BRUSSELS (Reuters) – NATO’s new leader offered an olive branch to Russia on Wednesday, saying he saw no contradiction between a strong alliance and building a constructive relationship with Moscow.
Former Norwegian Prime Minister Jens Stoltenberg, who took over on Wednesday as NATO secretary-general, struck a more conciliatory tone towards Moscow than his Danish predecessor Anders Fogh Rasmussen.
Stoltenberg said Russia needed to demonstrate a clear change in its actions and to comply with international law over Ukraine, where Moscow has annexed the Crimea region and supports pro-Russian separatists in the east.
But, speaking at his first news conference at NATO headquarters, he said: “I see no contradiction between a strong NATO and our continued effort to build a con-structive relationship with Russia.
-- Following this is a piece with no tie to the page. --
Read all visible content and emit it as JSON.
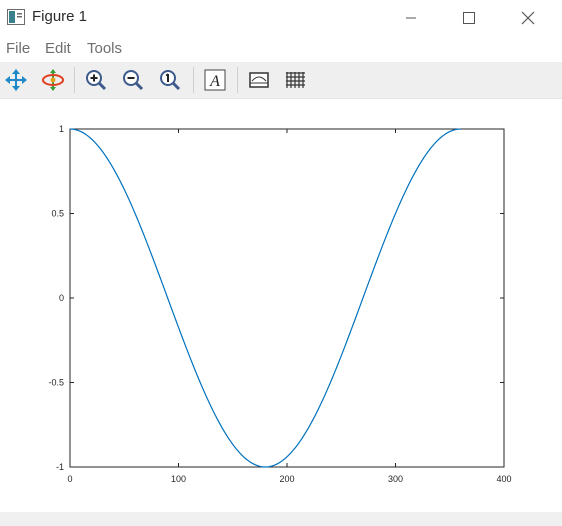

Just the opposite.”
The ceasefire in Ukraine offered an opportunity, Stoltenberg said, although he said Russia maintained its ability to destabilise Ukraine.
Stoltenberg, 55, who in his youth was an anti-war activist, is known for his skills in forging compromise and for his knowledge of Russia.
As prime minister, he negotiated a deal with Russia in 2010 that ended a four-decade dispute over their Arctic maritime borders and built a personal friendship with then-president Dmitry Medvedev.
Stoltenberg takes over at a time when NATO is wrapping up its com-bat mission in Afghanistan but faces new challenges from a resurgent Russia to the east and Islamic State militants on the southern border of NATO ally Turkey.